Yes, the schematic of the signal generator (page 8) clearly shows that it is AC-coupled.
IC4 is the output attenuator, and IC3B is the output driver. C4, C20 and C21 are the coupling between them. In conjunction with R7, they give you a time constant of roughly 1 second, which explains the "droop" you see on a 1-Hz square wave.
EDIT: The issue here is that the DAC (IC2) is single-ended — it can only produce positive voltages. In order to get an output that swings both positive and negative, the AC coupling is used to remove the DC bias.
If your application does not require negative output voltages, you could simply short out the coupling capacitors by installing a temporary wire across one of them.
If you do still want bipolar output voltages, but a much lower cutoff frequency, Google for the phrase "dc offset servo circuit". The basic concept is that you use an active low-pass filter to isolate the DC component, and then subtract this from the original signal in the output stage.

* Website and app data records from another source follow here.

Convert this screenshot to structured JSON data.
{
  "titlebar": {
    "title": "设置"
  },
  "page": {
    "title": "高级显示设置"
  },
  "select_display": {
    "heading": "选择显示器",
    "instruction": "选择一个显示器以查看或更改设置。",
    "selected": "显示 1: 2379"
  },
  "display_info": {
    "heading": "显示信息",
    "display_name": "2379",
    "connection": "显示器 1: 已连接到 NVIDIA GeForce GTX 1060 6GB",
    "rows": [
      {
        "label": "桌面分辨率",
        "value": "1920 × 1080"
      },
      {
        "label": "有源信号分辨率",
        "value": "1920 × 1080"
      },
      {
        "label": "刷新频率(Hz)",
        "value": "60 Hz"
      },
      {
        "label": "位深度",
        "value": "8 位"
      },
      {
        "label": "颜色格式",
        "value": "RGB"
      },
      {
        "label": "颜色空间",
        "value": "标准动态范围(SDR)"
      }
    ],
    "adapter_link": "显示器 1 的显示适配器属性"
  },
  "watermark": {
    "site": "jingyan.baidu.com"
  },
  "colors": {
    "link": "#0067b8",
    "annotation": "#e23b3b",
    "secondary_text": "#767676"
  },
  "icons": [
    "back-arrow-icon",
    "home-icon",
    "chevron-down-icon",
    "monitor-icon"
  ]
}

The point is, that it's much easier (i.e., more compact) to create a low-pass filter with a low cutoff frequency than it is to create a high-pass filter with the same cutoff frequency. For example, a 1 MΩ resistor and a 100 µF capacitor will get you down to the milliHertz range.